Linear viscoelasticity (LVE) of low-ion-content and low-molecular-weight (nonentangled) randomly sulfonated polystyrene shows a sol-gel transition when the average number of ionic groups per chain approaches unity. This transition can be well understood by regarding the number of ionizable sites over a chain as the relevant functionality for cross-linking. For ionomers below but very close to the gel point, the LVE shows power law relaxation similar to gelation of chemical cross-linking. Nevertheless, ionomers near and beyond the gel point also show terminal relaxation not seen in chemically cross-linking systems, which is controlled by ionic dissociation. Careful analysis of the power law region of the frequency dependence of complex modulus close to the gel point shows a change in exponent from ∼1 at high frequency to ∼0.67 at low frequency, which strongly suggests a transition from mean-field to critical percolation known as the Ginzburg point. A mean-field percolation theory by Rubinstein and Semenov for gelation with effective breakup has been modified to include critical percolation close to the gel point and predicts well the observed LVE of lightly sulfonated polystyrene oligomers.
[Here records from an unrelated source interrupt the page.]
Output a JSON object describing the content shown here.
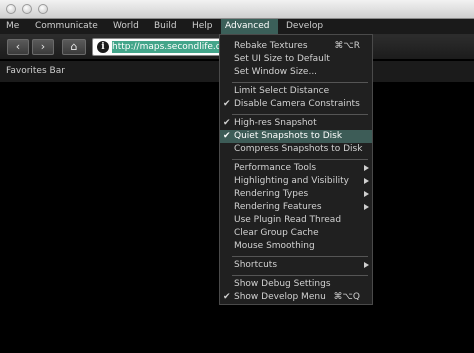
{
  "menubar": {
    "items": [
      "Me",
      "Communicate",
      "World",
      "Build",
      "Help",
      "Advanced",
      "Develop"
    ],
    "active": "Advanced"
  },
  "toolbar": {
    "back_icon": "‹",
    "forward_icon": "›",
    "home_icon": "⌂",
    "info_icon": "i",
    "url": "http://maps.secondlife.co"
  },
  "favorites": {
    "label": "Favorites Bar"
  },
  "advanced_menu": {
    "items": [
      {
        "label": "Rebake Textures",
        "shortcut": "⌘⌥R"
      },
      {
        "label": "Set UI Size to Default"
      },
      {
        "label": "Set Window Size..."
      },
      {
        "label": "Limit Select Distance"
      },
      {
        "label": "Disable Camera Constraints",
        "checked": true
      },
      {
        "label": "High-res Snapshot",
        "checked": true
      },
      {
        "label": "Quiet Snapshots to Disk",
        "checked": true,
        "highlighted": true
      },
      {
        "label": "Compress Snapshots to Disk"
      },
      {
        "label": "Performance Tools",
        "submenu": true
      },
      {
        "label": "Highlighting and Visibility",
        "submenu": true
      },
      {
        "label": "Rendering Types",
        "submenu": true
      },
      {
        "label": "Rendering Features",
        "submenu": true
      },
      {
        "label": "Use Plugin Read Thread"
      },
      {
        "label": "Clear Group Cache"
      },
      {
        "label": "Mouse Smoothing"
      },
      {
        "label": "Shortcuts",
        "submenu": true
      },
      {
        "label": "Show Debug Settings"
      },
      {
        "label": "Show Develop Menu",
        "checked": true,
        "shortcut": "⌘⌥Q"
      }
    ],
    "checkmark": "✔"
  },
  "colors": {
    "highlight": "#3d5c57",
    "active_menu": "#3b5f59",
    "url_selection": "#43a58a"
  }
}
All Science Journal Classification (ASJC) codes
- Organic Chemistry
- Polymers and Plastics
- Inorganic Chemistry
- Materials Chemistry